Task to complete
In the records that come next, find every line with "title". Return those lines.

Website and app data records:

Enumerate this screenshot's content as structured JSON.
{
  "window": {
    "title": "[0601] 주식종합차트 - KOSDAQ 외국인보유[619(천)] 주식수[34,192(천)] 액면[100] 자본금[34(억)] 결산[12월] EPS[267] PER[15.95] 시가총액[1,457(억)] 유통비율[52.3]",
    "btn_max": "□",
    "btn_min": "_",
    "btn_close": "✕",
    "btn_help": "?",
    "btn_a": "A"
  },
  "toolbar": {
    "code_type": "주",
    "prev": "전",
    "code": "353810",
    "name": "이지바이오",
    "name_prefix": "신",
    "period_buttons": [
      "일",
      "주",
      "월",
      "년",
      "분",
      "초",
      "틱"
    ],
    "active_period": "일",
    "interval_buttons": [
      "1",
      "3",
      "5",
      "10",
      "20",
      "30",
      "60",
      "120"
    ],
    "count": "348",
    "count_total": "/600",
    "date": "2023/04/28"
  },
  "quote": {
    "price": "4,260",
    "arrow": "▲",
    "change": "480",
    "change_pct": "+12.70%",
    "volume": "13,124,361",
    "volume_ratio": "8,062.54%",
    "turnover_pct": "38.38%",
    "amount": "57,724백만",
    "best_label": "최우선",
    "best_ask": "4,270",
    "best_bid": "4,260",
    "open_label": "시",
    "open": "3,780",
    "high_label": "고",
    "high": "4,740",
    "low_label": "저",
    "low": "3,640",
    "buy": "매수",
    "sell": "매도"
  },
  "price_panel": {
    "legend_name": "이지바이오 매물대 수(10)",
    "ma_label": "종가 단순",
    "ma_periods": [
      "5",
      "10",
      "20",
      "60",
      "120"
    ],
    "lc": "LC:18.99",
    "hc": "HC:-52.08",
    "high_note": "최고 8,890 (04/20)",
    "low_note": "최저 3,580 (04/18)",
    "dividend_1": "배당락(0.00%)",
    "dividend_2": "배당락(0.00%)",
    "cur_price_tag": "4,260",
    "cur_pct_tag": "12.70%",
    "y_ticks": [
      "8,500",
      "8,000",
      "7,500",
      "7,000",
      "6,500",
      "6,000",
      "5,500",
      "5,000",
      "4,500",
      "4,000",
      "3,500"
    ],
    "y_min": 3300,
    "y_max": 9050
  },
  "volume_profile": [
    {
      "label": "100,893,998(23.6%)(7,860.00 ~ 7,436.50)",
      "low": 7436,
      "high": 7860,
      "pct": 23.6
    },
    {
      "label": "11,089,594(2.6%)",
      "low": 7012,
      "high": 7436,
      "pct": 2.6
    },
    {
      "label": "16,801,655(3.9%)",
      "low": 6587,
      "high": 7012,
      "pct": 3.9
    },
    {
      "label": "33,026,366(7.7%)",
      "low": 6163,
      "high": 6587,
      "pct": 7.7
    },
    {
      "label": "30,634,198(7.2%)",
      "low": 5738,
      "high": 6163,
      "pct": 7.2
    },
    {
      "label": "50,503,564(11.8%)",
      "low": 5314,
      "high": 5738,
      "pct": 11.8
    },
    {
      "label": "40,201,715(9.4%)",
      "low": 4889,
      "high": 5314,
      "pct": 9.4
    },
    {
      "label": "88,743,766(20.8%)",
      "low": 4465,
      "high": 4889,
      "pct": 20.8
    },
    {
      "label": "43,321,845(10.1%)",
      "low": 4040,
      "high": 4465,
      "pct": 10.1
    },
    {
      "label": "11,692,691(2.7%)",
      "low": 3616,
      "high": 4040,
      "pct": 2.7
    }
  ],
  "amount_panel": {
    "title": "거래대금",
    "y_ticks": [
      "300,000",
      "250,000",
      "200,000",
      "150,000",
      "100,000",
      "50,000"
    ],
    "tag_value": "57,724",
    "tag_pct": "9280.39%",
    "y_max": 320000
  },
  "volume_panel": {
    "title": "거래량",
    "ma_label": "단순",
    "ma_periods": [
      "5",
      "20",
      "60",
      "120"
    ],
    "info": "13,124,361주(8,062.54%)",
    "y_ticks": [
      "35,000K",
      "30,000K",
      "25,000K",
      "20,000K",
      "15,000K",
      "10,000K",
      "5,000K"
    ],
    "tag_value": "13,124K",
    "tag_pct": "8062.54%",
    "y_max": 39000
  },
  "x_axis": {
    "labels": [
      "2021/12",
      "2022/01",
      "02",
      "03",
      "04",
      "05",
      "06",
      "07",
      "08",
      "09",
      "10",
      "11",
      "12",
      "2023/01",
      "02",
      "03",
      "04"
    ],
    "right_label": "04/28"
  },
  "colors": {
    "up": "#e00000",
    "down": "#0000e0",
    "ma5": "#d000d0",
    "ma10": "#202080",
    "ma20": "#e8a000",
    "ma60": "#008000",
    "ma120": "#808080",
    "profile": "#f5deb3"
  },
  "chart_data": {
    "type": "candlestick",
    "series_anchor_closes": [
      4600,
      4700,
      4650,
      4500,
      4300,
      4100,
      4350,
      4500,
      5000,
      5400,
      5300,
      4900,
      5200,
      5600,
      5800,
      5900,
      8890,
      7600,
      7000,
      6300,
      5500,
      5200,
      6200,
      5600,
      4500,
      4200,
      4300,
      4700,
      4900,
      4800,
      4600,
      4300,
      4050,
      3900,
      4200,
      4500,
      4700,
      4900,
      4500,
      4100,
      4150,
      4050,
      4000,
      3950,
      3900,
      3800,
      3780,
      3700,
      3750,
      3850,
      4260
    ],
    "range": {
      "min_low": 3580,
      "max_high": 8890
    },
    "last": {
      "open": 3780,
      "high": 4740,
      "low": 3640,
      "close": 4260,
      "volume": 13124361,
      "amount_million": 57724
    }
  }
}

Task output
    "title": "[0601] 주식종합차트 - KOSDAQ 외국인보유[619(천)] 주식수[34,192(천)] 액면[100] 자본금[34(억)] 결산[12월] EPS[267] PER[15.95] 시가총액[1,457(억)] 유통비율[52.3]",
    "title": "거래대금",
    "title": "거래량",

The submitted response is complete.